Is Aliya Mustafina a diva? Truthfully, I have no idea. Perhaps she is the cold, self-absorbed prima donna that NBC seems intent on convincing me she is, the leotard-clad equivalent of fiery Russian ice skater Oksana Baiul. After she bombed on the balance beam during the women’s all-around competition, she flicked away her coach’s consoling hand. She did not, as the NBC commentator said, “shove him away.”
And as many times as NBC have called Mustafina a diva, I’ve not heard anyone mention the fact that she is Muslim, a member of the Tatar ethnic minority. To most Americans, Russian names tend to sound the same, but “Aliya” means noble, lofty in Arabic; Mustafina, a variant of the Arabic name Mustafa.

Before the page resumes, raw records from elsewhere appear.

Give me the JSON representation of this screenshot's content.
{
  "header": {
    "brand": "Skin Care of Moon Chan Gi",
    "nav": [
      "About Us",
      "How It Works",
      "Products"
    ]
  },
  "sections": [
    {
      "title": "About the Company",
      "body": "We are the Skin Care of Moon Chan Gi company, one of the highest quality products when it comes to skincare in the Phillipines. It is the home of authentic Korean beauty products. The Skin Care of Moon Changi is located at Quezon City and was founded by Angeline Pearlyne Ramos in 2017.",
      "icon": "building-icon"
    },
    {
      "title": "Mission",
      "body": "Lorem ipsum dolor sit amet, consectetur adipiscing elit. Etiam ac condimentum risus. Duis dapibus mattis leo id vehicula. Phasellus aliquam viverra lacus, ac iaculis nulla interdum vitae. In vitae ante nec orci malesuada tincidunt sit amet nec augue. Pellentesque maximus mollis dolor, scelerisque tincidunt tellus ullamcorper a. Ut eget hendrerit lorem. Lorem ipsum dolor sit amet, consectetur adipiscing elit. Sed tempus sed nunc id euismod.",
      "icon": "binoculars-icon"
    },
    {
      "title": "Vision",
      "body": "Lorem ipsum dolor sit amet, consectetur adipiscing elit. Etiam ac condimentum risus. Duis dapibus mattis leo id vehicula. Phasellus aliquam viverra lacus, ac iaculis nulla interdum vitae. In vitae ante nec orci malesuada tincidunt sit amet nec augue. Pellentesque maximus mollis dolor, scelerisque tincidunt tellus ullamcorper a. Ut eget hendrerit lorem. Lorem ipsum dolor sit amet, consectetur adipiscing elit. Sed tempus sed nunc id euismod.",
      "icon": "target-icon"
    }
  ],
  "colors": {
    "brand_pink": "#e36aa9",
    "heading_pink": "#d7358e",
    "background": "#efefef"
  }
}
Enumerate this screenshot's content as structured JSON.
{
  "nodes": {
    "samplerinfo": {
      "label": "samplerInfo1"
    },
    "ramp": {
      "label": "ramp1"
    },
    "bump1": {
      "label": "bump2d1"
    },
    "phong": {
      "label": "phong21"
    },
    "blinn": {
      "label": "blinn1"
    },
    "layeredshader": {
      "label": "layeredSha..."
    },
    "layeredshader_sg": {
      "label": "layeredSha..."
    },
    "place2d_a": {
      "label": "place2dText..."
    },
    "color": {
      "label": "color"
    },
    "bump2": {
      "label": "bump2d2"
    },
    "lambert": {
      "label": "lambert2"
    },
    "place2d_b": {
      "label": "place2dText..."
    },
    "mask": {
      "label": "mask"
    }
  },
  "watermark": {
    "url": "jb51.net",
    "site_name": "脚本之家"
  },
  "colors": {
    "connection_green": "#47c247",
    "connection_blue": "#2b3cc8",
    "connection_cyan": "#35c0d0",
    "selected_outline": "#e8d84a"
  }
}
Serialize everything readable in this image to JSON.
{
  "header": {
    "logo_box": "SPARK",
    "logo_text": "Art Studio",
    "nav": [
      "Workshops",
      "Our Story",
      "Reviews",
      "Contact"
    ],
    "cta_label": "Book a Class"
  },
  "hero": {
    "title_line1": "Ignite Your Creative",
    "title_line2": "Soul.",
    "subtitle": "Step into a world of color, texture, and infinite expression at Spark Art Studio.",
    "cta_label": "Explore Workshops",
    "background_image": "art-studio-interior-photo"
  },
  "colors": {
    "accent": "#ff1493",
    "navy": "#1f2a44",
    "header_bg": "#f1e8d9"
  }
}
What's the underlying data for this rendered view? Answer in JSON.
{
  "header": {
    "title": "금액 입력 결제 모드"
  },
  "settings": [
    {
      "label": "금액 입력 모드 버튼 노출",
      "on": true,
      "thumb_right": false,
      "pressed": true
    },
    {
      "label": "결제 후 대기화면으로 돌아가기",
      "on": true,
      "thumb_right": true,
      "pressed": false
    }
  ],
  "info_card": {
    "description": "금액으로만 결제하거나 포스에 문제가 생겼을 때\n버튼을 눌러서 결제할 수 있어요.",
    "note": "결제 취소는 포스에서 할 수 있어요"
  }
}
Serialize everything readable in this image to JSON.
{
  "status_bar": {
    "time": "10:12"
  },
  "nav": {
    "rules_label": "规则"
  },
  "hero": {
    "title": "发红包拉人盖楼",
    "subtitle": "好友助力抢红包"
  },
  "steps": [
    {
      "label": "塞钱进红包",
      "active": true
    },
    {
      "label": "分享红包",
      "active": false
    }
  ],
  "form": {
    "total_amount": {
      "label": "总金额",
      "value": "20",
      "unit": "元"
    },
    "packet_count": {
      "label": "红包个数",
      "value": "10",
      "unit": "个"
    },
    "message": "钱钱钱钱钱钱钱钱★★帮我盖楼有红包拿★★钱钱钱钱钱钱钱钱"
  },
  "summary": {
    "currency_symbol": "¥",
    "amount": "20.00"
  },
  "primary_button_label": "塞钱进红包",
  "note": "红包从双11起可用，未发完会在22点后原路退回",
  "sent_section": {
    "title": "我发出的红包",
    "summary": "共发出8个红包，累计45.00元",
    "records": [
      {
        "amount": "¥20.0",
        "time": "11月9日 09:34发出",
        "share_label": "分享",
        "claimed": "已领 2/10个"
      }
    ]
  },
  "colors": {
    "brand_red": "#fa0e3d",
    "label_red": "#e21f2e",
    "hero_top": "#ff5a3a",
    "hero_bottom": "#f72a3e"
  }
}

In other words, to a Russian audience Mustafina’s name marks her as an Olympic anomaly, as rare as Team USA's Gabby Douglas’s gold medal win is to an American audience. Right now all of America is celebrating Douglas’ glorious triumph, and noting that she is our first African-American gymnast to win individual all-around gold — not to mention the achievements of Danell Leyva and John Orozco, two Hispanic men who, again, don’t fit the traditional Olympic mold.
I wonder how tough it has been for Aliya Mustafina to make her way to the top of the Russian gymnastic world. NBC: How about telling me that story?